28.07.2009 - 28.07.2009 85 °F
So, it's relatively easy to "do as the locals do", but way more challenging to feel COMFORTABLE in doing so.
It has been 4 weeks and 3 three days, and for the first time in my journey, I felt genuinely scared today. I wanted to make my final trip to the medina for some last-minute gift purchases. I decided to go alone since I wanted to be able to meander through the souks at my leisure, taking it all in, one last time. Instead of taking a cab, I decided to save money and travel as a local. So, I walked out of my house and waited for Bus 58 to swing by its stop. I have taken the bus a number of times before, but always with Jami, Kristen, or Natalia in tow. It should be noted, that it really is false advertising to call it a bus "stop"...since in order to board, one must literally get a running start, in order to dive through the open doors, before it passes you by.
Upon standing in the aisle of this "furnace on wheels", I am ushered up the third row to fill in the empty seat...but it's at this moment that I realize I'm in a situation that I find very frightening. There is a man who is every bit the personification of American-fear-based media. We have seen a myriad of such images coming from our televisions in the wake of September 11. This man is what one might think of when hearing the term "Islamic Extremist". He has a long and course salt-and-pepper color beard, he is wearing a white loose fitting kaftan, traditional yellow balghas on his feet (soft leather slippers), a white headscarf, and he is madly waving the Koran. But, that's not the scary part, as I see men who look like him every day here. The differentiation is that this man is shouting in Arabic so loudly it could wake a sleeping baby from the back of a bus...and he appears rabid with ANGER. He keeps referencing "Allah" and the "United States" and is getting more upset by the second and he is only standing two bus seats from me. I felt trapped, scared, and I feel the panic rising within me.
I start immediately fearing the worst, and through my darkened shades, I scan his trunk for extra padding.
Morocco prides itself on being a peaceful nation and there has only been one suicide bombing since 9/11. This was back in March of 2003 when 45 people were killed in Casablanca. So, while acts of that nature are rarities...it is in this moment...that I think...

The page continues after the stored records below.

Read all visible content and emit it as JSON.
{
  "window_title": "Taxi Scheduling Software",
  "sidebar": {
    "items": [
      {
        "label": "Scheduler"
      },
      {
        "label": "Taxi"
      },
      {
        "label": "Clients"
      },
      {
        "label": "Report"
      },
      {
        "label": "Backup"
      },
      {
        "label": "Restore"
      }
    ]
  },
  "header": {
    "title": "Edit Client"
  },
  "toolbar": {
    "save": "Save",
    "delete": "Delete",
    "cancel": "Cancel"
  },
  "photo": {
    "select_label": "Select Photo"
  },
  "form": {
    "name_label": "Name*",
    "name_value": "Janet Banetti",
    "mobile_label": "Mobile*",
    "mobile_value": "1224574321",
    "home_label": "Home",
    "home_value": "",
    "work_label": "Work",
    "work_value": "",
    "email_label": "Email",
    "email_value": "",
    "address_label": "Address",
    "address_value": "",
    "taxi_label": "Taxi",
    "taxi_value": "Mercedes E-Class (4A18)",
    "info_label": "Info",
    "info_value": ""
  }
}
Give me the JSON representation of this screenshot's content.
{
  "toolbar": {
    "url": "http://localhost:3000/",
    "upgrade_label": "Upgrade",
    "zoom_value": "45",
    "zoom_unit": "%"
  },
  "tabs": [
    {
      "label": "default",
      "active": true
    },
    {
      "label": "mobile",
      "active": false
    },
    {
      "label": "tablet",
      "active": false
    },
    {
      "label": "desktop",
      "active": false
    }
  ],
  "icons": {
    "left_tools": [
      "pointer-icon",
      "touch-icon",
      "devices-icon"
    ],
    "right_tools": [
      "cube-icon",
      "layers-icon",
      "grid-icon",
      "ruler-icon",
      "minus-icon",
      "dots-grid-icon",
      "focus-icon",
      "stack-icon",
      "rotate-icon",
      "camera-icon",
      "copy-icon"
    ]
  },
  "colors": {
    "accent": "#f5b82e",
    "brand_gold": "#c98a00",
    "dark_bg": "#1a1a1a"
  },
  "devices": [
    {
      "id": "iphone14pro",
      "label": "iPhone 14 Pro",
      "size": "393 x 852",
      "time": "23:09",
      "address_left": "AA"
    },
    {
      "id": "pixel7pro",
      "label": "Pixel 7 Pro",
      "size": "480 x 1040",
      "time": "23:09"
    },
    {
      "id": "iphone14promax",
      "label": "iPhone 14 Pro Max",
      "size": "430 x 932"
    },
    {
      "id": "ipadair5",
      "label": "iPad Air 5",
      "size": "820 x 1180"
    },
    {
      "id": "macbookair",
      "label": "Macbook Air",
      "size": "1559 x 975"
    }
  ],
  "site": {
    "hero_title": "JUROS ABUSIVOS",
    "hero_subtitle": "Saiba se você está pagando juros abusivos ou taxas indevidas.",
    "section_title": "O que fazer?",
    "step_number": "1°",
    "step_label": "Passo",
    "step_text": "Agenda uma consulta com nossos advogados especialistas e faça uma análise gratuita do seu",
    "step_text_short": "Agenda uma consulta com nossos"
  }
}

What if he's strapped to a bomb under that flowing kaftan? What if he detonates himself in an act of martyrdom - and we are the evening news? What if he becomes a human missile and blows up this bus???
Although his chest and midsection appears to be void of anything detrimental, I am so freaked that I am even considering such a horrific thing. However, as I start to look around at the other passengers, everyone else on the bus looked about as interested as if they were watching paint dry. I knew that for my own piece of mind, I had to get off that bus as soon as possible, but how could something so frightening to me, evoke no reaction from others?
As the bus slowed near the next stop, I quickly jumped out and took a deep breath. While contemplating a cab, I wondered how much of what I saw was truly a situation about to go awry and how much of it is a "normal" occurrence here? Just then, another Bus 58 swung through, and I lunged on and we carried on towards the medina....except this time, the bus was void of noise. Thank God.
After doing my shopping, I once again hopped on the bus and made my way home, which was thankfully, uneventful. Upon walking through the door, I came upon Mohamed, our program manager. I told him detail all about my troubling bus ride and asked him what he thought. He replied saying, "Oh that's nothing to worry about - that happens all the time...those people preach about their beliefs and then walk through the bus asking for money." I counter saying, "Yeah, Mohamed...but, he was so angry. It didn't seem OK." He smiled and said, "It is nothing to worry about. In time you will get used to that type of thing and think nothing of it."
"That happened to me last week," shouted Olivia from the next room.
Nicole chimed in, "Me too!! But, now I just look out the window and tune it out."
I guess that experience was a potent combination of my not understanding his words, not having anyone to explain what was going on, the fearful images that have been ingrained in my mind since September 11, as well as being in a country and a situation so completely foreign to what I am used to.
While my bus situation was extreme, I am learning a lot about the culture, the language, and the daily interactions of the Moroccan people...and, in turn, I am discovering how I react in various situations, as well as feeling a whole array of emotions in the process.